→ YOUR ASSIGNMENT
Below are some records; return each one exactly as written.

----------

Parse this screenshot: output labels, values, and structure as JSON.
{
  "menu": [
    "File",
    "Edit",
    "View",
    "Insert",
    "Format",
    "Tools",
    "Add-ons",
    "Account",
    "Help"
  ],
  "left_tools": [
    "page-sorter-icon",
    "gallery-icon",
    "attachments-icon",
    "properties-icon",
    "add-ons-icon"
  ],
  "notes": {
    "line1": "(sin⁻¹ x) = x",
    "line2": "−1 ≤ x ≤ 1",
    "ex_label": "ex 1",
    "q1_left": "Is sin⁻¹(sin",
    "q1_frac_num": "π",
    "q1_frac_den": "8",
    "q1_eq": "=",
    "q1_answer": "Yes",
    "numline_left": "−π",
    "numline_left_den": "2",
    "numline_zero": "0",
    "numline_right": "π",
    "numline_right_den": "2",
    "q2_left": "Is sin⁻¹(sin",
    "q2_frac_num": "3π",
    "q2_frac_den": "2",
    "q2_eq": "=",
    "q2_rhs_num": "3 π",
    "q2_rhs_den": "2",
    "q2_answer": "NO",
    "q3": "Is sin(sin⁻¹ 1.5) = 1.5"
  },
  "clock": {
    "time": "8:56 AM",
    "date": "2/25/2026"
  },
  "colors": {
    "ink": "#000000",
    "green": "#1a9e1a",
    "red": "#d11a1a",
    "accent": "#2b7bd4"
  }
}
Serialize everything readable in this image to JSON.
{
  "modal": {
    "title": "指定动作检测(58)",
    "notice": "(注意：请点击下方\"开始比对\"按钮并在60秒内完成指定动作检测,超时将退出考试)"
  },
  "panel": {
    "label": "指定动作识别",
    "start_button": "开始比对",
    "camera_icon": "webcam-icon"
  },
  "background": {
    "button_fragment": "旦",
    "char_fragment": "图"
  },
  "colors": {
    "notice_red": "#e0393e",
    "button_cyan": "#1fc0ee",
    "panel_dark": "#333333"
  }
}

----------

→ EXERCISE RESULT
Parse this screenshot: output labels, values, and structure as JSON.
{
  "menu": [
    "File",
    "Edit",
    "View",
    "Insert",
    "Format",
    "Tools",
    "Add-ons",
    "Account",
    "Help"
  ],
  "left_tools": [
    "page-sorter-icon",
    "gallery-icon",
    "attachments-icon",
    "properties-icon",
    "add-ons-icon"
  ],
  "notes": {
    "line1": "(sin⁻¹ x) = x",
    "line2": "−1 ≤ x ≤ 1",
    "ex_label": "ex 1",
    "q1_left": "Is sin⁻¹(sin",
    "q1_frac_num": "π",
    "q1_frac_den": "8",
    "q1_eq": "=",
    "q1_answer": "Yes",
    "numline_left": "−π",
    "numline_left_den": "2",
    "numline_zero": "0",
    "numline_right": "π",
    "numline_right_den": "2",
    "q2_left": "Is sin⁻¹(sin",
    "q2_frac_num": "3π",
    "q2_frac_den": "2",
    "q2_eq": "=",
    "q2_rhs_num": "3 π",
    "q2_rhs_den": "2",
    "q2_answer": "NO",
    "q3": "Is sin(sin⁻¹ 1.5) = 1.5"
  },
  "clock": {
    "time": "8:56 AM",
    "date": "2/25/2026"
  },
  "colors": {
    "ink": "#000000",
    "green": "#1a9e1a",
    "red": "#d11a1a",
    "accent": "#2b7bd4"
  }
}
Serialize everything readable in this image to JSON.
{
  "modal": {
    "title": "指定动作检测(58)",
    "notice": "(注意：请点击下方\"开始比对\"按钮并在60秒内完成指定动作检测,超时将退出考试)"
  },
  "panel": {
    "label": "指定动作识别",
    "start_button": "开始比对",
    "camera_icon": "webcam-icon"
  },
  "background": {
    "button_fragment": "旦",
    "char_fragment": "图"
  },
  "colors": {
    "notice_red": "#e0393e",
    "button_cyan": "#1fc0ee",
    "panel_dark": "#333333"
  }
}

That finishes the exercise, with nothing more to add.